Like many of you, I often record my experiments and improvs at home and then later want to release them. Obviously, there always has to be some editing - after all, how else do you present the golden 7 minutes without necessarily subjecting your listeners to the 45 minutes of noodling on different patches that preceded it?

Well, take whatever position you will in the argument of "honest documentation of a performance" vs. "good listening", but I personally don't want to have to cringe for the next 30 years every time I hear that horrible note near 3:57, so I'll generally throw away the stuff that I hate. So I'm not pure, so sue me. :-)

So what I usually end up doing in my editing process is to keep it minimal - cut out the bad stuff, every once in a while maybe graft a bar from someplace else.

If I have the foresight to save a loop (I'm using SooperLooper at the moment) while I'm recording (and every time I record a new first loop), then my editing life is a dream. Want to drop 16 measures of an ill-advised sound choice in the midst of an otherwise compelling piece? In most DAWs, if the DAW's concept of a measure is the same as yours, it's pretty trivial - select the measures and snip. the loop parts fit together with no clicks because length cut was an exact multiple of the loop length. If you don't have the DAW tempo synced to the loop length, you have to go through a fairly painstaking process of trying to find the exact start and end points of each snip. Editing is therefore highly discouraged.

What DAWs need to sync their concept of tempo to yours is typically an audio file consisting of exactly one loop (or some known integral multiple). So if I save a loop using whatever tool I'm in, then I'm home free.

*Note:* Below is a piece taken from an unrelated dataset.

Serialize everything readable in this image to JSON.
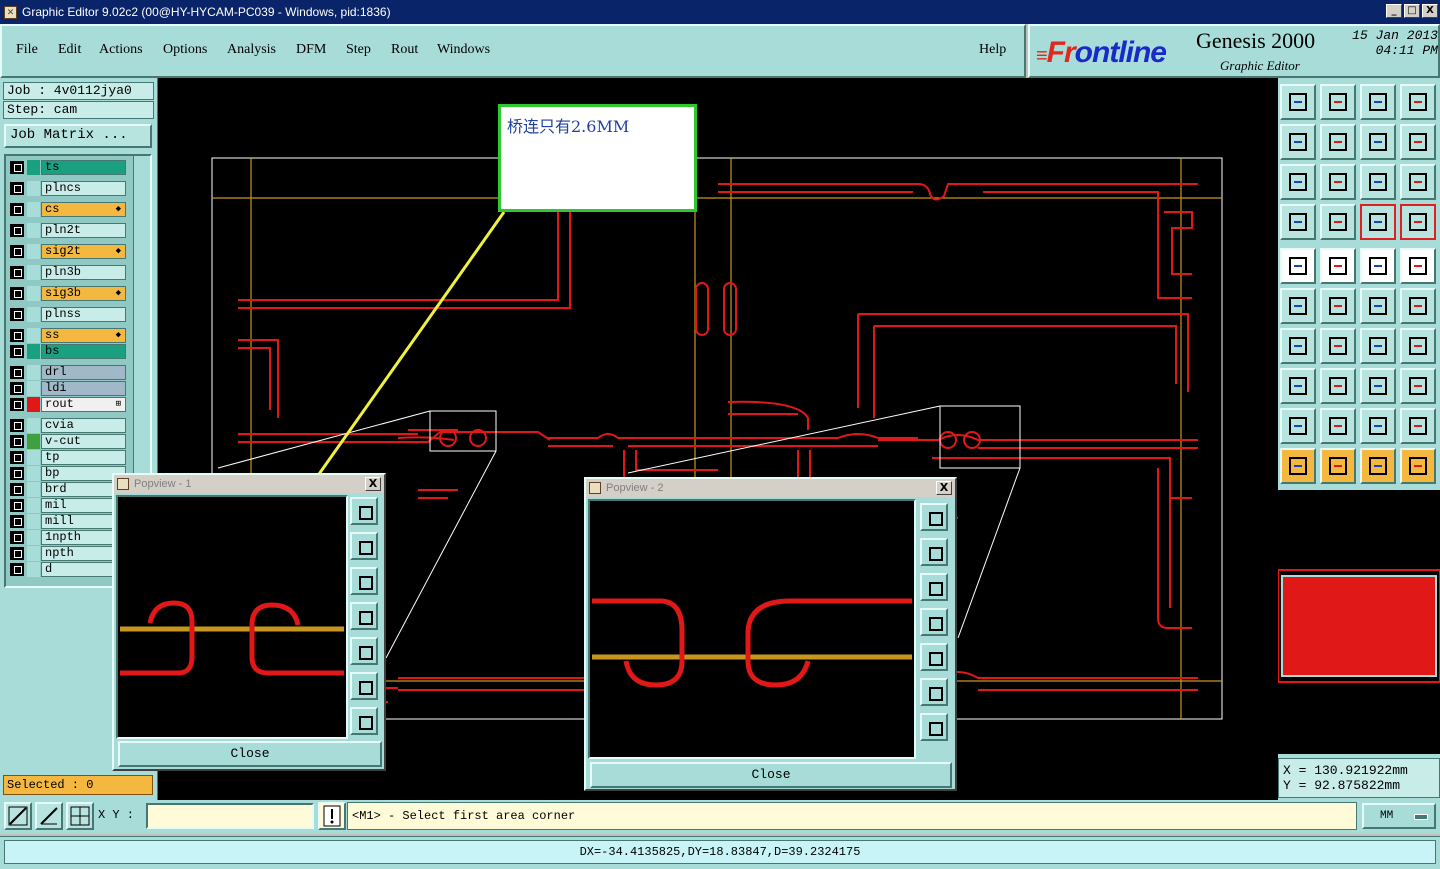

OK, finally, the question: what if I haven't done this? The loop file (I record in multitrack, so the live input is separate) contains a lot of areas where there is no change in the loop for a while while I'm playing. Are there any tools available that could autocorrelate a file like this and tell me how many samples there are in a repeating section?